Laura AllcornComment
Can Humor Increase Your Status At Work?

I’m consistently surprised by how little research has been done in the field of humor, specifically its positive effects on our lives and behavior. Though, this new study from the Wharton School of Business entitled, Risky Business: When Humor Increases and Decreases Status, suggests that when humor is used appropriately at work, it increases your status. But if you tell an inappropriate or bad joke it will backfire and likely decrease your status. This isn’t a shocking scientific discovery, but interestingly they found that whether you tell a bad joke or a good joke it still increases your perceived confidence.

They also suggest that those who effectively use humor could even influence other people’s behaviors. In this interview, one of the authors of the study, T. Bradford Bitterly said, “One of the conclusions that I found particularly surprising was in our second study we found that someone who effectively used humor, they were not only perceived to be more confident, competent and higher in status, they were even more likely to be elected as a group leader for a subsequent task. So here we see humor not only influencing perceptions of one another, but even influencing behavior.”

So if your sights are set on a leadership role, it might be time to take a comedy class. Check out the details of the full study here.

Can You Teach An AI How To Recognize Visual Comedy?

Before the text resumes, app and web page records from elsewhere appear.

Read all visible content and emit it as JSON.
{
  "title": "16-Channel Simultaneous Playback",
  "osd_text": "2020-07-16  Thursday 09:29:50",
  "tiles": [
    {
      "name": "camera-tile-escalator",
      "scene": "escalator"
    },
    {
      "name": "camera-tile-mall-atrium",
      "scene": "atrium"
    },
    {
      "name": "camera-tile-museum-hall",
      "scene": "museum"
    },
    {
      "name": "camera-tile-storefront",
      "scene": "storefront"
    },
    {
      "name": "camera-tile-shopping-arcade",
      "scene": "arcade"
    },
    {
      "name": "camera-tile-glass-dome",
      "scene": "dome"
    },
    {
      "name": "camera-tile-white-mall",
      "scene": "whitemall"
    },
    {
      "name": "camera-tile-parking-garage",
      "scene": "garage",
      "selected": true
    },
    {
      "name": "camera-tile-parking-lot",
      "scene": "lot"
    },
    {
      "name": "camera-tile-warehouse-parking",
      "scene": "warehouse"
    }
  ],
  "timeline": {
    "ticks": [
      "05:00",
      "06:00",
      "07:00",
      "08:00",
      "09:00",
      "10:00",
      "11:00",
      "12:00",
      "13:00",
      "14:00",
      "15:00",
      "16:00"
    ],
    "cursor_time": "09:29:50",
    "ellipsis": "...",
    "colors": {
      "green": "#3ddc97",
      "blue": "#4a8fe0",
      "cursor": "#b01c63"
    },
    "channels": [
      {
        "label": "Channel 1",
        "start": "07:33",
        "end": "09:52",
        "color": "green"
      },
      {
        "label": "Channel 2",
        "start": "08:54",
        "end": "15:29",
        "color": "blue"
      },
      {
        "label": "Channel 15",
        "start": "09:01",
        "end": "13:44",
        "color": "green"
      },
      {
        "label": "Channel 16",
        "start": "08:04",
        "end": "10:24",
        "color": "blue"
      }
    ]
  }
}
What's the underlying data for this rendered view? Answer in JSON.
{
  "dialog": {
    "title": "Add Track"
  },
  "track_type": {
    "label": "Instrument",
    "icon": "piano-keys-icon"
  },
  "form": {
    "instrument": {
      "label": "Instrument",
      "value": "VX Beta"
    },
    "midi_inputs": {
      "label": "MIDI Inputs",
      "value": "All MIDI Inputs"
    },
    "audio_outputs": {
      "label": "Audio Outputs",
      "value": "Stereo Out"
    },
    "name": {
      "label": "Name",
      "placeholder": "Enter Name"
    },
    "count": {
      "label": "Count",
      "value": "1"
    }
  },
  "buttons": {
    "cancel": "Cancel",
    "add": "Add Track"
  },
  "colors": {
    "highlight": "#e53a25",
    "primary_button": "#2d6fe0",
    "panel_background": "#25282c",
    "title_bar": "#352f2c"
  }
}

A recent study from Virginia Tech tackled this very question. Their study is called We Are Humor Beings: Understanding and Predicting Visual Humor

According to this MIT Technology Review,  "Arjun Chandrasekaran from Virginia Tech and pals say they’ve trained a machine-learning algorithm to recognize humorous scenes and even to create them. They say their machine can accurately predict when a scene is funny and when it is not, even though it knows nothing of the social context of what it is seeing." 

They started by utilizing Amazon's Mechanical Turk service to create and amass 6,400 funny and unfunny scenes using a clip art program. For the funny scene submissions, they also asked for a one sentence description describing why the scene was funny. Then, they asked the AMT's to rate the level of funniness in each scene.

Above are some scenes from their study. The scene submissions led them to ask whether or not the funny object could be replaced by a similar, but unfunny counterpart in an attempt to home in on the semantics of humor. So they had AMT's create 15,000 alternatives to the funny scenes.

According to the study, the algorithm is relatively good at predicting the funniness of a scene. It finds that animate objects like people and animals tend to lead to a funnier scene than say inanimate objects. 

These studies still make me wonder if we know enough about what makes something funny to tell if the machine really gets humor. The MIT Technology Review really captures this by saying, "Of course, an important question is what exactly the machine is learning to do. In this work, funniness may be a proxy for something else entirely. Indeed, if Chandrasekaran and co’s paper were rewritten with every instance of the word “funniness” replaced with the word “oddness” or “incongruity” or “unexpectedness,” the results would be no less valid."

Still, this is one of the most fascinating studies I've read in the field of computational humor. I look forward to contributing to the discussion by conducting my own comedy AI experiment soon.